Pi Hat

My current plan is to switch to the Raspberry PI3 which has built in wifi (olimex has to use a usb dongle) as well as four USB ports (olimex has two hence the USB hub with my current setup). I’ll need three of those USB ports for the main ccd camera, guide camera and filter wheel.

In addition by building a PI “Hat” I can switch the LX90 from a USB RS232 dongle to the PIs serial interface which leaves one USB port spare for future gear. The moonlite focuser, which uses a unipolar stepper motor, can be controlled via GPIO pins and a controller chip (DRV8805) and finally a 1-wire temp sensor will ensure re-focusing occurs if the temp changes enough to impact the scopes focus.

Whilst the PI is not running a real-time OS and may not be accurate enough to drive a stepper, the use of the DRV8805 avoids the issue allowing the PI to just control the step and direction lines.

The overall size of my setup will be reduced to the point I can fit everything in a small box mounted to one of the LX90’s fork arms and ground cables will drop to just two power lines.
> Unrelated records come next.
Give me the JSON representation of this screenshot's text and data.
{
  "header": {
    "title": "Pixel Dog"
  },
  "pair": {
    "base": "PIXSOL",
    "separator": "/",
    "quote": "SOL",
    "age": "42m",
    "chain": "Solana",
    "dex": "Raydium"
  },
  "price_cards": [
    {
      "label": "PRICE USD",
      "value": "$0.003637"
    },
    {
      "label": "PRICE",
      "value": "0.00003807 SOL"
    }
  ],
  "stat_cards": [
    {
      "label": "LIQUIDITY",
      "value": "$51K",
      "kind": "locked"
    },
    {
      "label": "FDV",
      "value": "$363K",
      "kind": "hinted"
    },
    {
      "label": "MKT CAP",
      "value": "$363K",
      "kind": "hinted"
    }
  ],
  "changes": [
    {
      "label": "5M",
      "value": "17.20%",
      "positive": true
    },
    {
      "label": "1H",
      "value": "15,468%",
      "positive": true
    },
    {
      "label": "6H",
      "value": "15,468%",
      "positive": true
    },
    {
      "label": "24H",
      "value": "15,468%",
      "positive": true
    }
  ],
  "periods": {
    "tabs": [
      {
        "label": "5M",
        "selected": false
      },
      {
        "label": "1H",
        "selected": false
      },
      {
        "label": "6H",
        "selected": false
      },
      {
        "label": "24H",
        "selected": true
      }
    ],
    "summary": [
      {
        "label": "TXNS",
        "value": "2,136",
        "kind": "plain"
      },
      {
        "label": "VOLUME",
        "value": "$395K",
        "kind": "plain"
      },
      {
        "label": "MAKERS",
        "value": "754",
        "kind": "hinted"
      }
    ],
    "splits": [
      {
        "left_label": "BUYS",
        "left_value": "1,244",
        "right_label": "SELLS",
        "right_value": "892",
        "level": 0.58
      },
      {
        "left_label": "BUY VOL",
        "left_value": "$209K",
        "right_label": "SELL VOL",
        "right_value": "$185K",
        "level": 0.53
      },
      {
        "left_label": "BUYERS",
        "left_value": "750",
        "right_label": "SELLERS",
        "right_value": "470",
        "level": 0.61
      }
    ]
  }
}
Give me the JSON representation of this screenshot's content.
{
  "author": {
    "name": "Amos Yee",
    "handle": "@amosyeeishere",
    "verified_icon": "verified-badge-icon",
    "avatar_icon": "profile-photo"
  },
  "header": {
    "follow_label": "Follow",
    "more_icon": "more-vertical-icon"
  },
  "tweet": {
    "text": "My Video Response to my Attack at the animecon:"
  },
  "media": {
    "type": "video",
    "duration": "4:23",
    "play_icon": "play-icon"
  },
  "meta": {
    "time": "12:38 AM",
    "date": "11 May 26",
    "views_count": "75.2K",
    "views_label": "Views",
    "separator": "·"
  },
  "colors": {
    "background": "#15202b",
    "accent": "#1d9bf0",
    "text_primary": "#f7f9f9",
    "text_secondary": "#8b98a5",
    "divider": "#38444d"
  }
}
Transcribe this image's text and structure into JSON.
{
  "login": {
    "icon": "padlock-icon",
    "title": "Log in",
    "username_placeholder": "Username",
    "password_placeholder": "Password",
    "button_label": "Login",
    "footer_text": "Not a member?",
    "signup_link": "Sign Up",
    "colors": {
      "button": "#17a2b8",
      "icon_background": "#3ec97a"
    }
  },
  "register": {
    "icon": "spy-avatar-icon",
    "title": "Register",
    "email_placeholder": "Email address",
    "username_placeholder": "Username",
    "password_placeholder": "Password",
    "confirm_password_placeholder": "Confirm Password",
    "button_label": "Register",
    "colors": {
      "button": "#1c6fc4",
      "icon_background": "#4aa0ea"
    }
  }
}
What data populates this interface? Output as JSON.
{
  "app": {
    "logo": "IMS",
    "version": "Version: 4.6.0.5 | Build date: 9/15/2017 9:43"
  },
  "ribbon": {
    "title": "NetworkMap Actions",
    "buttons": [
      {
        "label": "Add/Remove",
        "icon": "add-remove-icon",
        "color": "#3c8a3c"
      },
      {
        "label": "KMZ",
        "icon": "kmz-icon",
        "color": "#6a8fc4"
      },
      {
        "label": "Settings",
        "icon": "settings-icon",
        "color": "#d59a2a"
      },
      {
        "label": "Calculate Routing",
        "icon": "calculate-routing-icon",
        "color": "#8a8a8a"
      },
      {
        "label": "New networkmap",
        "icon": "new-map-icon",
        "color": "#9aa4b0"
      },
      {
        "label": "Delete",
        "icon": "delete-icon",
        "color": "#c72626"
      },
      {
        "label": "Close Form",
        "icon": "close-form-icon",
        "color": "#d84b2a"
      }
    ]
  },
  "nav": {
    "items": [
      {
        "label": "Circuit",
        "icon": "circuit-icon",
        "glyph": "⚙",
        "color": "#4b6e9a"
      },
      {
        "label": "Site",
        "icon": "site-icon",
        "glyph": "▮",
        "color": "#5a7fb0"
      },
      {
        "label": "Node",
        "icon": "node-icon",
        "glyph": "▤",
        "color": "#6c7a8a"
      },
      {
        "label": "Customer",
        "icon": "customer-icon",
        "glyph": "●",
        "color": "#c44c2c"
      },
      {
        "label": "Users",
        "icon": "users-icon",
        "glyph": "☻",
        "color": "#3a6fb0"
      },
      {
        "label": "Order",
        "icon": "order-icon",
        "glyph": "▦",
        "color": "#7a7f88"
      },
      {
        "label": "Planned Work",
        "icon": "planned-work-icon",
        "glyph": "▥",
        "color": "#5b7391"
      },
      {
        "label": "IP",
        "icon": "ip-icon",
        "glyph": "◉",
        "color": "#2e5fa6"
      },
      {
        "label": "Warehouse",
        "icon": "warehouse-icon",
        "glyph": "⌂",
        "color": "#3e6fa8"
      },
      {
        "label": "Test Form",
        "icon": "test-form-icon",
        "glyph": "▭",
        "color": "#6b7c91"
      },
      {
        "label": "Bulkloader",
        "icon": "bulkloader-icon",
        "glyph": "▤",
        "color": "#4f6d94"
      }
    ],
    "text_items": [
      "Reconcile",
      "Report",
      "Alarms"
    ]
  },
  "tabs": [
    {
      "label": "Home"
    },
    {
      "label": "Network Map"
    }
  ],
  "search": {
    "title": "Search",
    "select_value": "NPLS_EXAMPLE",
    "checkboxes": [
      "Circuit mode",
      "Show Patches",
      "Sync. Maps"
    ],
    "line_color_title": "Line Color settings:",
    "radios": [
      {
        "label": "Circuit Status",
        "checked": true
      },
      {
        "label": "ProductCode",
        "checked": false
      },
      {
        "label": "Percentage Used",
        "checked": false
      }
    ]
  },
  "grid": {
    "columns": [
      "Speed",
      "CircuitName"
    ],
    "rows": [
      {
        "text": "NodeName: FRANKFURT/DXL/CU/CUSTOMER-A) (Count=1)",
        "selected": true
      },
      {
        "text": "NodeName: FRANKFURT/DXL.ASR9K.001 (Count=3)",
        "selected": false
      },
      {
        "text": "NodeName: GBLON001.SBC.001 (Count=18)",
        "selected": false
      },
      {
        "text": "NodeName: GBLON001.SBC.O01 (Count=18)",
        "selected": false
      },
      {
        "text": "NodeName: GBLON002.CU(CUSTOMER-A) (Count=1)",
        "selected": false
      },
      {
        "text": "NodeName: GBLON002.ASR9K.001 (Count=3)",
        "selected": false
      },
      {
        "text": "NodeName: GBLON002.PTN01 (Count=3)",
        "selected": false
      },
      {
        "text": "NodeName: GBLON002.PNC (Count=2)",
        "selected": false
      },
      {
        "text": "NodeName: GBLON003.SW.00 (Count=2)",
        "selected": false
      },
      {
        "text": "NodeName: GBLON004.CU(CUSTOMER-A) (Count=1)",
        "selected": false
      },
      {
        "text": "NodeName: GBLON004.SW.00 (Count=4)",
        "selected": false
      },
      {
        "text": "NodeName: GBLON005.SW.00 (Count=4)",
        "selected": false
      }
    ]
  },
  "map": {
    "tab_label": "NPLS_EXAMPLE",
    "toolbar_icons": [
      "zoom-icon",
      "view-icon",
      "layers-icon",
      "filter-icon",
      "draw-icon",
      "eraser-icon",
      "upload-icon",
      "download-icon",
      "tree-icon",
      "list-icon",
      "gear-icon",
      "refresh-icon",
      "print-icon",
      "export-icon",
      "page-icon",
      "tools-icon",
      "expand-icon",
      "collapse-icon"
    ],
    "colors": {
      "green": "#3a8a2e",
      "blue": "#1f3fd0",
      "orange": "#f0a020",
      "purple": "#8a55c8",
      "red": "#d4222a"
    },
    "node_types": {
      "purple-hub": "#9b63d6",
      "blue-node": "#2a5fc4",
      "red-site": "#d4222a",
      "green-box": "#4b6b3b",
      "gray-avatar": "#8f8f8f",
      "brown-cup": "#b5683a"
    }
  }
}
One to power the dew controller and the second to power the Pi, scope and associated imaging gear.

That’s the plan anyway, having created only a few circuits in the past, the PicPedal 2.0 being the most recent and I’ve never made a PCB before so I’m expecting a few issues.

RS232 Prototyping

The LX90 Autostar provides an RS232 interface to control the telescope over a serial link from a PC or in this case a Raspberry PI.

By default the PI3 ties up the uart with a serial console for linux boot messages/login. This can be disabled manually or via the raspi-config.

In addition the PI3 exposes a miniuart to the GPIO 14 & 15 pins rather than the full hardware uart which is instead used by the bluetooth chip. The software uart can have “issues” as it’s dependent on the PIs clock speed which can change based on CPU load if you don’t lock it down in your config. A better option when bluetooth is not required is to disable it and swap back to the hardware uart.

config.txt needs the following adding:


The overlay disables the bluetooth interface and remaps the main uart back to the PIs gpio 14 & 15 pins rather than the miniuart.

The final PI hat should be able to auto configure this via eeprom however one step remains that cannot be done automatically, disabling the bluetooth modem which binds to the uart

  systemctl disable hciuart

With the above changes in place and user account added to the dialout group, the serial port is now usable via /dev/ttyAMA0 or /dev/serial0 on newer installs which will be mapped to ttyAMA0 or ttyS0 depending on whether the bluetooth module is using the hardware uart or not.

Signal Levels

The Pi uses 3.3v TTL whilst the autostar expects RS232 at +-12v levels, a high enough level to damage the PI if connected directly. The ST3232 (pin compatible with the max232) powered from the PI’s 3.3v header pin is used to convert between 3.3v and +-12V RS232 signal levels.

The 3232 is simple to use, but prototyping provided an excuse to test RS232 decoding out on the oscilloscope.

PI3 to LX90 Autostar via rs232

PI3 to LX90 Autostar via rs232

Decoding Right Ascension request.

Decoding Right Ascension request.

The first photo shows the Raspberry PI3 connected to an ST3232 along with a handful of decoupling caps and a connection (just behind the breadboard) to the serial cable which runs to the LX90 autostar handbox.

The second image shows the oscilloscope signal capture of the #:GR# command which is a request for the LX90 to return its current right ascension, in this case 20:24:40 with a terminating #.

With serial comms rather painlessly out of the way, next up is the DS18B20 temp sensor and finally the DRV8805.

Schematic and PCB layout will be covered in a future post once I’ve verified their accuracy. I may also make a post giving an overview of the custom indilib driver that will be required to use the DRV8805/focuser with indilib.